The biggest problem for people who like to keep busy instead of getting sleep is that they’re operating under the false impression that they’re getting more done by stretching the hours of their day. Instead, they are less productive because they’re not operating at their full physical and mental capacities and that can lead to sloppy work, mistakes, and an all-around lower quality output.

I’m sure you were a small child once. (Weren’t we all?) Our parents enforced bedtimes, established routines and emphasized the importance of getting a good night’s sleep so that we were refreshed and prepared for the day ahead of us. Why don’t we hold ourselves up to the same expectations? When did becoming an adult mean not taking care of oneself?

Even the most immature adult should know- bedtime isn’t just for babies.


What are your best practices for a great bedtime routine? Share your comments below or drop me a line at Are you a book-before-bed person like me? I’ve got lots of suggestions on to read here.

Run Your Errands More Effectively Today!

KBB_fancy_starbucksOne of my friends recently took on a new part-time job; it’s not a permanent thing, but it helps her get her foot in the door in the particular field in which she wants to eventually work. A couple of extra shifts a week though meant drastically reorganizing her well-crafted schedule so much so that all of her routines were thrown off balance. When I asked her how her weekend was the other day, she was responded with the usual complaint that she never felt she had enough time to herself. “I spend most of my time off doing chores and running errands,” she complained. “I’m always popping out to do one thing or another and it’s starting to get to the point where I feel like I’m a jack-in-the-box.”

Have you experienced this too? Girl (guy), I know the feeling. As a freelancer my schedule is all over the place and I’ve had jobs where I’ve found myself working at all sorts of strange hours while still trying to have a life. It’s sad that so much of what should be vital personal time is eaten up by mundane daily tasks, but I do have some tricks for taking back that me-time. One of them is trying to running my errands more effectively.

Running “errands”- going to the post office, marketing, picking up and dropping off gift items, donations, prescriptions, dry cleaning- all of these things are necessary evils in order for our lives to run smoothly. But if I left the house every time I needed something, or every time another task popped up, I’d be leaving the house constantly. There’s nothing fun or productive about it.

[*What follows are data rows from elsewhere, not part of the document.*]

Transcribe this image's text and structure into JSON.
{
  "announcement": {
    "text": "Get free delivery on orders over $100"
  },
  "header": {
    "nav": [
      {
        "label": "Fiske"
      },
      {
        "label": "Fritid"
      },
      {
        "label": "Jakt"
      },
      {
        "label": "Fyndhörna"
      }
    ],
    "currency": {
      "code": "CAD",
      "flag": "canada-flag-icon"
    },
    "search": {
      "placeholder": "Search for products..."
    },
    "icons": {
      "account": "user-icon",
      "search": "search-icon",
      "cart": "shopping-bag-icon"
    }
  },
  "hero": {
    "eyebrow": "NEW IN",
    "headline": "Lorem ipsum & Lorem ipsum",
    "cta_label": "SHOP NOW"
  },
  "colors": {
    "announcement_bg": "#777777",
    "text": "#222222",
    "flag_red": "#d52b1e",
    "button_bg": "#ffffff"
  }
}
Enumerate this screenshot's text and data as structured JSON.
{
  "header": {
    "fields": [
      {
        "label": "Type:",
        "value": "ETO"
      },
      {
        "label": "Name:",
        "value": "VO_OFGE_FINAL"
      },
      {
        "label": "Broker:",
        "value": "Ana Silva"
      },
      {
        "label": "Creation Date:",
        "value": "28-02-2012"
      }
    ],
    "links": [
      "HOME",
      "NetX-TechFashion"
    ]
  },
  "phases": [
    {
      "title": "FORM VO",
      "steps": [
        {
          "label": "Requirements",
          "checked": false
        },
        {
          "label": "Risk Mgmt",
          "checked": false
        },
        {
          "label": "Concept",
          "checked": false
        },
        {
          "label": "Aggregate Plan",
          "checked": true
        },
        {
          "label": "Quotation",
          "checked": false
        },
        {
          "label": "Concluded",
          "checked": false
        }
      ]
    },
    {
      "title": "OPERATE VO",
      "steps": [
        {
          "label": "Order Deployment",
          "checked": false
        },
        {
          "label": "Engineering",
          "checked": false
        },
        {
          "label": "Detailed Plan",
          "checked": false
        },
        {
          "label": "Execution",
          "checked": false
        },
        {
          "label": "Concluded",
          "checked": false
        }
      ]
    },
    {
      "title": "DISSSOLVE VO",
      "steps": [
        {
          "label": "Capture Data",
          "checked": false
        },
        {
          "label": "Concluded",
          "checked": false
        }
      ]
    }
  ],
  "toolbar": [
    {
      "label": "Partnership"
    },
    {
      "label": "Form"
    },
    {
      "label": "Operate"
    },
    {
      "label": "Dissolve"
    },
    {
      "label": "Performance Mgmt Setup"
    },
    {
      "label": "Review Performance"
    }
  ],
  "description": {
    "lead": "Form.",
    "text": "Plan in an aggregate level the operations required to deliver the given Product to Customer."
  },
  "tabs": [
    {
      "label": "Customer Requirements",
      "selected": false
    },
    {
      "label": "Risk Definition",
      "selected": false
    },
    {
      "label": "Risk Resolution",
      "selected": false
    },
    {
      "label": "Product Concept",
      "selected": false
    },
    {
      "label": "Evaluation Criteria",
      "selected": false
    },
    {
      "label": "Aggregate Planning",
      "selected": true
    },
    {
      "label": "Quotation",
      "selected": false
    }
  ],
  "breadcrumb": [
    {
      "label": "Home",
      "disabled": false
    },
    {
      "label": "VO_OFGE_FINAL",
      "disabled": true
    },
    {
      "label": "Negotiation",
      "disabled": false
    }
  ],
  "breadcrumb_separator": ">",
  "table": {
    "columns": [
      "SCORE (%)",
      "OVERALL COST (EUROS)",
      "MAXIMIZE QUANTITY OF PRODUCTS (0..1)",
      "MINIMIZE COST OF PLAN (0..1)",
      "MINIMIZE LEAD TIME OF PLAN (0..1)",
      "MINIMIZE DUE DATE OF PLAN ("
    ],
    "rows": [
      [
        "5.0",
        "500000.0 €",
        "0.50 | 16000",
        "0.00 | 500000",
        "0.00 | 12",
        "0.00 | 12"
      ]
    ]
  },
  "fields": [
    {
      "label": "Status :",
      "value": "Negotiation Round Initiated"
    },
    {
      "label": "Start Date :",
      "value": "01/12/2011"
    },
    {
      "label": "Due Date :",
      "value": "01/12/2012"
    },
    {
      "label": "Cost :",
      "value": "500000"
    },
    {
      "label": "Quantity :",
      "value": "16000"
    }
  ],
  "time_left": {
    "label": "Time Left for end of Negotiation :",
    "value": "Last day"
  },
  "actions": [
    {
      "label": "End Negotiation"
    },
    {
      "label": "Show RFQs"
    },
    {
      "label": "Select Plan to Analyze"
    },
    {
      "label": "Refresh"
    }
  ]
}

That’s why I keep track of all of my errands in an ongoing list I have stashed at the back of my agenda and try to group similar tasks to suit my needs and my schedule. I work a lot from home, so I try to save my errands for times when I’m already out of the house so I don’t have to make special trips for specific items. Where possible I try to delegate my tasks or incorporate them into a dog walk. (That is, of course, providing the errand in question is dog-friendly. My dog has been known to shoplift. I wish I that was joke.) As a last resort I will put aside a chunk of time to complete my errands and plan the most straightforward route ahead of time.

A little bit of preparation can help you fit these pesky tasks into your schedule in a painless way, but a little behind-the-scenes work can help as well. I always like to make sure my bag is packed ahead of time and I always try to make sure I pack whatever I need to complete any errands I might do on my outing.

And if there’s one rule that I live by, it’s: never, ever leave the house without a list. (Anyone who has wandered around the grocery store after work starving knows what I’m talking about.) The key to running your errands more effectively is to make sure you’re prepared and there’s nothing more productive than a list that’s able to keep track of what you’re doing, where you’re going, and what you need in order to do it.

Who knows? You might even make you enjoy getting out of the house for once.


Is there one errand that you absolutely hate doing? Mine is going to the post office. I’d love to hear yours when you drop me a line at For more suggestions on how to organize yourself, get yourself over to my Busy page.